The Trump administration early Thursday initiated a pivotal change in the Medicaid program, announcing that for the first time the federal government will allow states to test work requirements as a condition for coverage.
The announcement came in a 10-page memo with detailed directions about how states can reshape the federal-state health program for low-income people.
The document says who should be excluded from the new work requirements — including children and people being treated for opioid abuse — and offers suggestions as to what counts as “work.” Besides employment, it can include job training, volunteering or caring for a close relative.
“Medicaid needs to be more flexible so that states can best address the needs of this population,” Seema Verma, administrator of the Centers for Medicare & Medicaid Services (CMS), said in a press release. “Our fundamental goal is to make a positive and lasting difference in the health and wellness of our beneficiaries.”
Adding a work requirement to Medicaid would mark one of the biggest changes to the program since its inception in 1966. It is likely to prompt a lawsuit from patient advocacy groups, which claim the requirement is inconsistent with Medicaid’s objectives and would require an act of Congress.

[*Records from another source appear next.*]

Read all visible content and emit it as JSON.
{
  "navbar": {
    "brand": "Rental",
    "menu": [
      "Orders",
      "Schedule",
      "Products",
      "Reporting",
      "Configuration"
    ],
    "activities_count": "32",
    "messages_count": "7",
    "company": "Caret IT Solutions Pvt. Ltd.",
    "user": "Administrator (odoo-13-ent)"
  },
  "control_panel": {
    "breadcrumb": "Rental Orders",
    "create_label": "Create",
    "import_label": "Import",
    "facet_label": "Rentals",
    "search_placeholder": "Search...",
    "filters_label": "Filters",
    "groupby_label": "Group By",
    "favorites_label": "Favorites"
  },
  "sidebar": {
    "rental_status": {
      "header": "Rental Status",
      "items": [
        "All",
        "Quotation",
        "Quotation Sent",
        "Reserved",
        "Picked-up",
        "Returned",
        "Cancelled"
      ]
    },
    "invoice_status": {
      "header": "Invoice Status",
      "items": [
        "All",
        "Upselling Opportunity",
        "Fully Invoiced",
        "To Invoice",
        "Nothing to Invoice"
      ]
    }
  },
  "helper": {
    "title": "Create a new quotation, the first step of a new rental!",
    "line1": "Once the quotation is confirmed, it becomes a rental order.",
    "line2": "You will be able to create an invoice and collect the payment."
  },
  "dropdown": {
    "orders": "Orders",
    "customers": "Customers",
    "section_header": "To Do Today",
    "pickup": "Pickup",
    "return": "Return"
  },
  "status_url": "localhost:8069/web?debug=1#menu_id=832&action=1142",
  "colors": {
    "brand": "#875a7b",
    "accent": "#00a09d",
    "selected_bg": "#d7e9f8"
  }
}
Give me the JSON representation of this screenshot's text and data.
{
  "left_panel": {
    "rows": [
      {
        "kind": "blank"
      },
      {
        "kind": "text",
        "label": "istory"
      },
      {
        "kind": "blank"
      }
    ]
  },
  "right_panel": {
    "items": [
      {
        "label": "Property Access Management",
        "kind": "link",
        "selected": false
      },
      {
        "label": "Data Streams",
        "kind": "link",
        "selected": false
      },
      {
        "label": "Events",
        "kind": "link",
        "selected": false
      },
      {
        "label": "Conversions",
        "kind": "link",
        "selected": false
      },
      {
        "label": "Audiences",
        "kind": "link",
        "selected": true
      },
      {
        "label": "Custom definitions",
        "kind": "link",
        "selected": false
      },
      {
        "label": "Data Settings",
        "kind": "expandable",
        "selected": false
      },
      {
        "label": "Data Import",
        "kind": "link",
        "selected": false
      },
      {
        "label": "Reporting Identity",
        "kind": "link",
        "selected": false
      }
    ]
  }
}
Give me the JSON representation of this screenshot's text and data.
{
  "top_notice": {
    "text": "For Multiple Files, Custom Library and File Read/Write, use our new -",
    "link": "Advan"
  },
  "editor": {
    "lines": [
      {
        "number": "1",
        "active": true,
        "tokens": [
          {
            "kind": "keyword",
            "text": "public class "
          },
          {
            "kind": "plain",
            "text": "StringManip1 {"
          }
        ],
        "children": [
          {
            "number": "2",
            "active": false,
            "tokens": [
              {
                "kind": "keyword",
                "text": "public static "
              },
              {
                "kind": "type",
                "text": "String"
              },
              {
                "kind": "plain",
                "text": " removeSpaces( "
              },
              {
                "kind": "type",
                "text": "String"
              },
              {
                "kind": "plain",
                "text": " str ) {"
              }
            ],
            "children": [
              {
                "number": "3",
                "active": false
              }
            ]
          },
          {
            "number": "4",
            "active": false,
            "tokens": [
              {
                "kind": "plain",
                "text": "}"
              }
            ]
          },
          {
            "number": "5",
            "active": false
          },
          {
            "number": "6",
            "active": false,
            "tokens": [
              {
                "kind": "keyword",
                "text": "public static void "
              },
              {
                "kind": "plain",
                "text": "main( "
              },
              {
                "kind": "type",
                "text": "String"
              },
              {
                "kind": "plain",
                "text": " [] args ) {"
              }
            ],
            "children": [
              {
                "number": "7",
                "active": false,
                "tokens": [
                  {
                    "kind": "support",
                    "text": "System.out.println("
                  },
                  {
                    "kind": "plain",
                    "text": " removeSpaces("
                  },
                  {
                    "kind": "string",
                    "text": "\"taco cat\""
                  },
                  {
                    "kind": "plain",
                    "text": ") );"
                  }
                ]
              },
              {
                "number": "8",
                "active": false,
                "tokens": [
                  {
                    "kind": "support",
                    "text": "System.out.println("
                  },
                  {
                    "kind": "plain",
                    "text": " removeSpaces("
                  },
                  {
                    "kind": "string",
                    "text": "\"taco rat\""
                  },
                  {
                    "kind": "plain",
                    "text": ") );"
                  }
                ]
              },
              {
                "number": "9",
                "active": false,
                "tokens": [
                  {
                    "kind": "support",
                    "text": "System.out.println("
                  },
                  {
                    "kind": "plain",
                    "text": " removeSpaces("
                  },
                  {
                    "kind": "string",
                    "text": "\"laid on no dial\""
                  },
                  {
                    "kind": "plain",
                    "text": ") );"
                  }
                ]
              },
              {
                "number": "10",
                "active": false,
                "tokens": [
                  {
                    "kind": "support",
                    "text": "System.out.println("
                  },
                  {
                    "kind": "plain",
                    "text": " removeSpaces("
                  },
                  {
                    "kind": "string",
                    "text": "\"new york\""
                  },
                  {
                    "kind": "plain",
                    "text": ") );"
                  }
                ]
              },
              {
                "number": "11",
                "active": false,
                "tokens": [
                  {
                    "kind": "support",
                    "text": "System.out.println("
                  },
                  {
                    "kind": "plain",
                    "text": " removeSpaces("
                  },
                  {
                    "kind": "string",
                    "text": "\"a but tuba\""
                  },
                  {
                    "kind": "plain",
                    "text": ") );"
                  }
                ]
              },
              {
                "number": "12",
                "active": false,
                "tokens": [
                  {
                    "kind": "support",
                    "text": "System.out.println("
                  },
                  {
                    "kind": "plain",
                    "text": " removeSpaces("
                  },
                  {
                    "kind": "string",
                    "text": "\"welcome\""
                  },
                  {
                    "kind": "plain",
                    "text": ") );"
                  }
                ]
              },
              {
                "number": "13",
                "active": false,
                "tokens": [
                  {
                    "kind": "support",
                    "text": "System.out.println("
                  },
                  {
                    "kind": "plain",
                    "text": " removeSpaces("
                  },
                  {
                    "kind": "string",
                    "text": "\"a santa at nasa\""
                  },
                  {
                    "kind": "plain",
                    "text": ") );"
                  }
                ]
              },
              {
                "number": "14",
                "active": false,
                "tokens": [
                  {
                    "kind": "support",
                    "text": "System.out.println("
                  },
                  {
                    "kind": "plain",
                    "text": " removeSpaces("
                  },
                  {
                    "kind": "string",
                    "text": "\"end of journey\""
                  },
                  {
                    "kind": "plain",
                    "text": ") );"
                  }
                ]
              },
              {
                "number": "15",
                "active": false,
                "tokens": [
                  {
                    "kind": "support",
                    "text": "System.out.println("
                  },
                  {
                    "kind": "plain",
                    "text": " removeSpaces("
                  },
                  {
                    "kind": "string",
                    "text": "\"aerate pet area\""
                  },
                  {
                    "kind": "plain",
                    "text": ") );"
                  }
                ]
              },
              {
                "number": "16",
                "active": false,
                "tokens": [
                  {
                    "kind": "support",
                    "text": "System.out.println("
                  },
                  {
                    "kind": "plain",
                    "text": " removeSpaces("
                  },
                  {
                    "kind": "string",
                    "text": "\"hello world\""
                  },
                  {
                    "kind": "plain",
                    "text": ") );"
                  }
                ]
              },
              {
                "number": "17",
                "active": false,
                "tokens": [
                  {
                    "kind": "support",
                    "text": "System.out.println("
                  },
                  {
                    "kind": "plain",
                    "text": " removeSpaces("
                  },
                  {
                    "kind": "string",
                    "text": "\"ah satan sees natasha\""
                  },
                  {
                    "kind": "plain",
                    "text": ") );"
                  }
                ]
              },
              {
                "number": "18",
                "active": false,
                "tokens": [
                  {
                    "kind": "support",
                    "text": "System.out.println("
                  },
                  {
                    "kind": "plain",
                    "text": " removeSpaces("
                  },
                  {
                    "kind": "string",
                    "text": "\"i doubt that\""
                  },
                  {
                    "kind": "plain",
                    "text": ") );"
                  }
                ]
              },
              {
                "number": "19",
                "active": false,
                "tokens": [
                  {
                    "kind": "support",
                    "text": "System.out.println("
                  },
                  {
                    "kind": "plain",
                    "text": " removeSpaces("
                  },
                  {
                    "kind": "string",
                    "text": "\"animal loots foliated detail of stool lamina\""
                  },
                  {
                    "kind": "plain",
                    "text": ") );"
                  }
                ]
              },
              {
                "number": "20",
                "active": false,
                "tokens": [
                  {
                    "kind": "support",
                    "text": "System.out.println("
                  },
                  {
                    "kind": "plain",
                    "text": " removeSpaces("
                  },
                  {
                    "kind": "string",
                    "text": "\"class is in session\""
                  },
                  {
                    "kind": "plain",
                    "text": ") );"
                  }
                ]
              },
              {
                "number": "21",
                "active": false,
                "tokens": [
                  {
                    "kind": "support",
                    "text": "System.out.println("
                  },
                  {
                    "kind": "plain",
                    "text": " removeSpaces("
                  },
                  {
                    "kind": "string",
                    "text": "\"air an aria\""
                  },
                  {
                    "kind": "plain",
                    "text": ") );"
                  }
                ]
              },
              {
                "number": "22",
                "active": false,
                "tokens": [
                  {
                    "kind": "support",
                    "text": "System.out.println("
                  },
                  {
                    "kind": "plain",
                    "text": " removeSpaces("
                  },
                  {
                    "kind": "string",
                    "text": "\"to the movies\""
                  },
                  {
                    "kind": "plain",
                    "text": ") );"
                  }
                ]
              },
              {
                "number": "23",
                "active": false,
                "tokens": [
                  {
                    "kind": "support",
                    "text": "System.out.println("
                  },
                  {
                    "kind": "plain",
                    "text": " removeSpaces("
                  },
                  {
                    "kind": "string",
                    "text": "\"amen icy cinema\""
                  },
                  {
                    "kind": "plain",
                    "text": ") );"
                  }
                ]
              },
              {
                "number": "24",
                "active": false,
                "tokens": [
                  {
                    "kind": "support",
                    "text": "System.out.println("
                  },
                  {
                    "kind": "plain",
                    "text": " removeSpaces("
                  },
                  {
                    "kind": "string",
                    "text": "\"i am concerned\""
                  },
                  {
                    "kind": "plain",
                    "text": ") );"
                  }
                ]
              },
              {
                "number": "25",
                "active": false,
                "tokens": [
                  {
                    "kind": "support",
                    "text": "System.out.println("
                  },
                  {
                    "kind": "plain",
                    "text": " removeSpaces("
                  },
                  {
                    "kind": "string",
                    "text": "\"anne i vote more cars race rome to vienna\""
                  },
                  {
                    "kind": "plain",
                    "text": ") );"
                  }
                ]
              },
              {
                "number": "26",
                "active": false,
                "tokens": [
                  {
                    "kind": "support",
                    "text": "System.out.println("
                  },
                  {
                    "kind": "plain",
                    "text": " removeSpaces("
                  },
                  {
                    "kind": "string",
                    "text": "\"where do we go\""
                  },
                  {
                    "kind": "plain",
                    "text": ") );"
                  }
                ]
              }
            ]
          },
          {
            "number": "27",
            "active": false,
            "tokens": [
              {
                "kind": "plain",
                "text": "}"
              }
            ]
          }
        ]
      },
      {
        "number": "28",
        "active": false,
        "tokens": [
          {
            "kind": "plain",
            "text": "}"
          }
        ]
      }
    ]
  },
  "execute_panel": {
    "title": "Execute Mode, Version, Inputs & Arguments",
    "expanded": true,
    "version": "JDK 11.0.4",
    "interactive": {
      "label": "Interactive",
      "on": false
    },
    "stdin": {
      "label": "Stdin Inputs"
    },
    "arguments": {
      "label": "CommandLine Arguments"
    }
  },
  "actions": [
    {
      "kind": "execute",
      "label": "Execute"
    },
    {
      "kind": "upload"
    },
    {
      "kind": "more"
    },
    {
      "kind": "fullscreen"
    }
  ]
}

The Obama administration turned down several state requests to add a work requirement.
Ten states have applied for a federal waiver to add a work requirement — Arizona, Arkansas, Indiana, Kansas, Kentucky, Maine, New Hampshire, North Carolina, Utah and Wisconsin. Officials in several other states have said they are interested in the idea.
An HHS official, who spoke on the condition of anonymity because the official had not been authorized to discuss the developments, said the agency may approve Kentucky’s request as early as Friday. Gov. Matt Bevin, a Republican, first sought to add such a provision in 2016. The current request would require able-bodied adults without dependents to work at least 20 hours a week.
Kentucky, which has some of the poorest counties in the country, has seen its Medicaid enrollment double in the past three years after the state expanded eligibility under the ACA.
While more than 74 million people are enrolled in Medicaid, only a small fraction would be affected by the work requirement. That’s because children — who make up nearly half of Medicaid enrollees — are excluded. So are the more than 10 million people on Medicaid because they have a disability.
More than 4 in 10 adults with Medicaid coverage already work full time, and most others either go to school, take care of a relative or are too sick to work.
Still, critics fear a work requirement could have a chilling effect on people signing up for Medicaid or make it harder for people to get coverage.
But work requirements have strong public backing. About 70 percent of Americans say they support states imposing a work requirement on non-disabled adults, according to a Kaiser Family Foundation poll last year. (KHN is an editorially independent program of the foundation.)
The Trump administration, along with many Republican leaders in Congress, has long supported such a move. The failed efforts in the House to replace Obamacare included a work requirement for Medicaid.
In its guidance to states, CMS said they should consider how some communities have high unemployment rates and whether enrollees need to care for young children and elderly families.
CMS also advised states to make work requirements for Medicaid similar than those used with food stamps to “reduce the burden on both states and beneficiaries.”
“This new guidance paves the way for states to demonstrate how their ideas will improve the health of Medicaid beneficiaries, as well as potentially improve their economic well-being,” Brian Neale, CMS deputy administrator and director for the Center for Medicaid and CHIP Services, said in the press release.
Verma, who has said she doesn’t think Medicaid should become a way of life for people who are not disabled, said the new guidance shows how the administration is trying to give states more flexibility in running Medicaid.
“Our policy guidance was in response to states that asked us for the flexibility they need to improve their programs and to help people in achieving greater well-being and self-sufficiency,” she said.
Verma, who worked with Kentucky and Indiana on their work requirement waivers as a health consultant before joining the Trump administration, recused herself from the decision on those states’ waiver requests.